Interface dataset entries:
*-*-*
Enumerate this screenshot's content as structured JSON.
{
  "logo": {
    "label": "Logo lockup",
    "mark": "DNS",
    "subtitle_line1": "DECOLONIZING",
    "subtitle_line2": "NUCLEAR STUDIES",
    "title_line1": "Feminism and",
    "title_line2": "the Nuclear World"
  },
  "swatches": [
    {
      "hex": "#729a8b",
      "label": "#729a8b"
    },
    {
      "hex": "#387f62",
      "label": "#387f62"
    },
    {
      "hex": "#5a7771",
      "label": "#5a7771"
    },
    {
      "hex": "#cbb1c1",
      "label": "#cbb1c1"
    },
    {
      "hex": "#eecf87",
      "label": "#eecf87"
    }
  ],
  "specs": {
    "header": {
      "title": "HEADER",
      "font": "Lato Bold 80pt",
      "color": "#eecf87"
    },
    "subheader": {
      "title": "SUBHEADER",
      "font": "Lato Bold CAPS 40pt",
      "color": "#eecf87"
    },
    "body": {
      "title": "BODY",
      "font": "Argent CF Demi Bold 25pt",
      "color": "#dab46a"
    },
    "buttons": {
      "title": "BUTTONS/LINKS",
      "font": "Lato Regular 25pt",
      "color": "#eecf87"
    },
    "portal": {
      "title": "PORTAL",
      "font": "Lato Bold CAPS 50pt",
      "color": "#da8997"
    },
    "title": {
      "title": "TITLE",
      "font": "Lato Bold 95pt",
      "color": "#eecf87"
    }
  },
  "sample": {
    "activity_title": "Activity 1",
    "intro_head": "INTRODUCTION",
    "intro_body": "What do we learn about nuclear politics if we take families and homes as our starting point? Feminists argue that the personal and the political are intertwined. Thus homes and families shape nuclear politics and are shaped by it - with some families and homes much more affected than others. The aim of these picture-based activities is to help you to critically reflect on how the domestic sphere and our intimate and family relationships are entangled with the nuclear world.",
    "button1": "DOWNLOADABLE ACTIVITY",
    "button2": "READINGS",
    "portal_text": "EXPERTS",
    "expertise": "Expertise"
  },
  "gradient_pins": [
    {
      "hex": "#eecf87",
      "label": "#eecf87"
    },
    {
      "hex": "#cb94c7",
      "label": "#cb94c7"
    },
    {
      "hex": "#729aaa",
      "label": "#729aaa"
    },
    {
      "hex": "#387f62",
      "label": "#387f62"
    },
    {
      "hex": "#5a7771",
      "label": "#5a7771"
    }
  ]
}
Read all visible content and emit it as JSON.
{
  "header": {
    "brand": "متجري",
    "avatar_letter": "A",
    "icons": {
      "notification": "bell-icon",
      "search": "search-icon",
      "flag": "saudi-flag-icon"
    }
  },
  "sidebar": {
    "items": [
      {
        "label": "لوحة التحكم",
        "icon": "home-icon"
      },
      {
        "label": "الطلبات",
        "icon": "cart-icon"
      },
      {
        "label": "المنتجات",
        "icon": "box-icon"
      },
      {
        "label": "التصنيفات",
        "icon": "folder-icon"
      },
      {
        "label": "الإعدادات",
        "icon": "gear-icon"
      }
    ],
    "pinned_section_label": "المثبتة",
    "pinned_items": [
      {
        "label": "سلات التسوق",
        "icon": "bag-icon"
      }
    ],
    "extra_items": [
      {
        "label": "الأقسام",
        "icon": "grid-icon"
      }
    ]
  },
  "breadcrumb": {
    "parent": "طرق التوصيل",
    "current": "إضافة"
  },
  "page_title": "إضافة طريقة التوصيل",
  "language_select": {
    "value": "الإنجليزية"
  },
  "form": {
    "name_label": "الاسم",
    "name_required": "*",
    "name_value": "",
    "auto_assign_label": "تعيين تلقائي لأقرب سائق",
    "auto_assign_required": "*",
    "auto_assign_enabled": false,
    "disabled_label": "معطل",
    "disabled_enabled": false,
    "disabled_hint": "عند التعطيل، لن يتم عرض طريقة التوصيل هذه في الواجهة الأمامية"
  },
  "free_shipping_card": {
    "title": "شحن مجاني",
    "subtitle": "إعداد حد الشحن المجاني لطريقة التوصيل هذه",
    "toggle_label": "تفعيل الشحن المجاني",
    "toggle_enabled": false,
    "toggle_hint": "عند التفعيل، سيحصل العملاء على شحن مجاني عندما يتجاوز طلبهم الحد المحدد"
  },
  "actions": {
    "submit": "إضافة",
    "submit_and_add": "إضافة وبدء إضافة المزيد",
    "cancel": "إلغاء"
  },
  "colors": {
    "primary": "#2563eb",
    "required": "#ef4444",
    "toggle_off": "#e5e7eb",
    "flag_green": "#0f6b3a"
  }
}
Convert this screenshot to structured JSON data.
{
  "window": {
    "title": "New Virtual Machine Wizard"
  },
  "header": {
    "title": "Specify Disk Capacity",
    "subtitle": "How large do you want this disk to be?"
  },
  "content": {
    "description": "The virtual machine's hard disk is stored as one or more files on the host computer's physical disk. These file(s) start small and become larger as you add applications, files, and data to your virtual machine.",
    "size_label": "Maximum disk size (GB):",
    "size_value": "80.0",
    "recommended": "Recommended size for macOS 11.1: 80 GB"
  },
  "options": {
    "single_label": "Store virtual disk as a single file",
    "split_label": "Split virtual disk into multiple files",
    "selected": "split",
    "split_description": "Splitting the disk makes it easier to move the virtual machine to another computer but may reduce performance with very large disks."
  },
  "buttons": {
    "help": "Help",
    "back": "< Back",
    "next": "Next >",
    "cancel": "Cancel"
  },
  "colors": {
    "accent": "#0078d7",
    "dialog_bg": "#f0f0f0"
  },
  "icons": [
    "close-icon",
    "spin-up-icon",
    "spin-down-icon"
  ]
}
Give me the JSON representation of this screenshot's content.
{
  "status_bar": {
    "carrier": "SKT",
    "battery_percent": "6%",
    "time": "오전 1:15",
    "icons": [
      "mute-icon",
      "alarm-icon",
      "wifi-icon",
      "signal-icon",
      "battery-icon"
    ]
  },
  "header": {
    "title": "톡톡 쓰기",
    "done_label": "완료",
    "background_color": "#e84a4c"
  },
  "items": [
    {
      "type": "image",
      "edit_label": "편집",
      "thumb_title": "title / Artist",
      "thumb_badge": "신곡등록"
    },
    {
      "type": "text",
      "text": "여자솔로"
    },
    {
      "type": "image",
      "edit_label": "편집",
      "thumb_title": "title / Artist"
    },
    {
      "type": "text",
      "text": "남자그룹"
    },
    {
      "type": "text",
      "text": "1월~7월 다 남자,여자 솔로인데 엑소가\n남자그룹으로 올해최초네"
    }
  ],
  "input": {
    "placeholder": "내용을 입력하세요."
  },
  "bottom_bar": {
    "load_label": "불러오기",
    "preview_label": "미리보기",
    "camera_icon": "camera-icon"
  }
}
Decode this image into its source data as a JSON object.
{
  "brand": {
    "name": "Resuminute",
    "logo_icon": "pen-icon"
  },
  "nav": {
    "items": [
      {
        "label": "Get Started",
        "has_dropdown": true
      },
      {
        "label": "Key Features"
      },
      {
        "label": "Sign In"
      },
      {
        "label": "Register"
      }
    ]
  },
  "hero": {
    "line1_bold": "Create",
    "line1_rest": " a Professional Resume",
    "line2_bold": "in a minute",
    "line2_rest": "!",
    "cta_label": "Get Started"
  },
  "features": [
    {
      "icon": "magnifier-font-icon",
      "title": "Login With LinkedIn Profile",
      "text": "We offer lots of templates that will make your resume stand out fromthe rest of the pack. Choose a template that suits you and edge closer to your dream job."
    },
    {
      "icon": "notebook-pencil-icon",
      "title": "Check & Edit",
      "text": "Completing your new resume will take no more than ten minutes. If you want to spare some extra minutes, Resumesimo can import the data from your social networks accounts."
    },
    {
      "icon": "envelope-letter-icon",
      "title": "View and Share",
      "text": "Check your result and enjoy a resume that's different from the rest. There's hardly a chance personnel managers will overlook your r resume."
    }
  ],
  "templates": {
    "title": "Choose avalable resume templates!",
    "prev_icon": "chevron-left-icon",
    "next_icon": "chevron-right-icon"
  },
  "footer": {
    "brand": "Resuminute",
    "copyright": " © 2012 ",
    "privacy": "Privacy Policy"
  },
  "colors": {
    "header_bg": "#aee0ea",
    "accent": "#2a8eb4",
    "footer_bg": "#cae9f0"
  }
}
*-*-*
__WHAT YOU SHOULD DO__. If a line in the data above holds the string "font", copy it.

__ANSWER FOR THIS EXERCISE__.
      "font": "Lato Bold 80pt",
      "font": "Lato Bold CAPS 40pt",
      "font": "Argent CF Demi Bold 25pt",
      "font": "Lato Regular 25pt",
      "font": "Lato Bold CAPS 50pt",
      "font": "Lato Bold 95pt",
      "icon": "magnifier-font-icon",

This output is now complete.